▶ _Your objective_: Copy out each line of the data holding "Delivery".

[Collected data entries]

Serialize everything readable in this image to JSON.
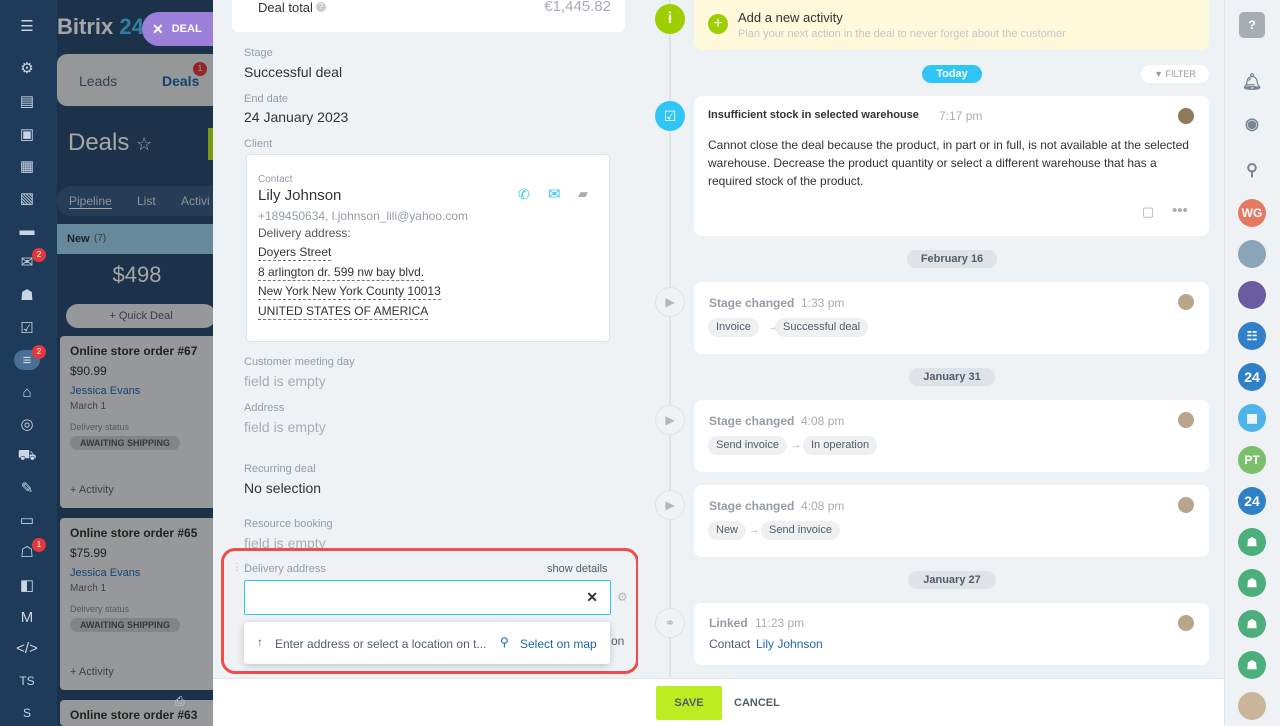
{
  "app": {
    "logo": "Bitrix",
    "logo_num": "24"
  },
  "close_pill": {
    "label": "DEAL"
  },
  "crm": {
    "tabs": [
      {
        "label": "Leads"
      },
      {
        "label": "Deals",
        "badge": "1"
      }
    ],
    "page_title": "Deals",
    "view_tabs": [
      "Pipeline",
      "List",
      "Activi"
    ],
    "column": {
      "name": "New",
      "count": "(7)",
      "sum": "$498",
      "quick_deal": "Quick Deal"
    },
    "cards": [
      {
        "title": "Online store order #67",
        "price": "$90.99",
        "client": "Jessica Evans",
        "date": "March 1",
        "status_label": "Delivery status",
        "status": "AWAITING SHIPPING",
        "activity": "+ Activity"
      },
      {
        "title": "Online store order #65",
        "price": "$75.99",
        "client": "Jessica Evans",
        "date": "March 1",
        "status_label": "Delivery status",
        "status": "AWAITING SHIPPING",
        "activity": "+ Activity"
      },
      {
        "title": "Online store order #63"
      }
    ]
  },
  "nav": {
    "badges": [
      "2",
      "2",
      "1"
    ],
    "bottom": [
      "TS",
      "S"
    ]
  },
  "deal": {
    "deal_total_label": "Deal total",
    "deal_total_value": "€1,445.82",
    "stage_label": "Stage",
    "stage_value": "Successful deal",
    "end_label": "End date",
    "end_value": "24 January 2023",
    "client_label": "Client",
    "contact": {
      "label": "Contact",
      "name": "Lily Johnson",
      "info": "+189450634, l.johnson_lili@yahoo.com",
      "delivery_label": "Delivery address:",
      "address": [
        "Doyers Street",
        "8 arlington dr. 599 nw bay blvd.",
        "New York New York County 10013",
        "UNITED STATES OF AMERICA"
      ]
    },
    "meeting_label": "Customer meeting day",
    "meeting_value": "field is empty",
    "address_label": "Address",
    "address_value": "field is empty",
    "recurring_label": "Recurring deal",
    "recurring_value": "No selection",
    "resource_label": "Resource booking",
    "resource_value": "field is empty",
    "delivery_label": "Delivery address",
    "show_details": "show details",
    "dropdown_text": "Enter address or select a location on t...",
    "select_on_map": "Select on map",
    "behind_text": "on"
  },
  "timeline": {
    "add_activity": {
      "title": "Add a new activity",
      "subtitle": "Plan your next action in the deal to never forget about the customer"
    },
    "today": "Today",
    "filter": "FILTER",
    "alert": {
      "title": "Insufficient stock in selected warehouse",
      "time": "7:17 pm",
      "body": "Cannot close the deal because the product, in part or in full, is not available at the selected warehouse. Decrease the product quantity or select a different warehouse that has a required stock of the product."
    },
    "groups": [
      {
        "date": "February 16"
      },
      {
        "date": "January 31"
      },
      {
        "date": "January 27"
      }
    ],
    "events": [
      {
        "title": "Stage changed",
        "time": "1:33 pm",
        "from": "Invoice",
        "to": "Successful deal"
      },
      {
        "title": "Stage changed",
        "time": "4:08 pm",
        "from": "Send invoice",
        "to": "In operation"
      },
      {
        "title": "Stage changed",
        "time": "4:08 pm",
        "from": "New",
        "to": "Send invoice"
      }
    ],
    "linked": {
      "title": "Linked",
      "time": "11:23 pm",
      "prefix": "Contact",
      "name": "Lily Johnson"
    }
  },
  "footer": {
    "save": "SAVE",
    "cancel": "CANCEL"
  },
  "rightbar": {
    "initials": [
      "WG",
      "PT"
    ],
    "logo": "24"
  },
  "colors": {
    "accent_green": "#bbed21",
    "link": "#2067b0",
    "highlight": "#f14b4b",
    "today": "#2fc6f6"
  }
}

▶ _Result of this exercise_:
        "status_label": "Delivery status",
        "status_label": "Delivery status",
      "delivery_label": "Delivery address:",
    "delivery_label": "Delivery address",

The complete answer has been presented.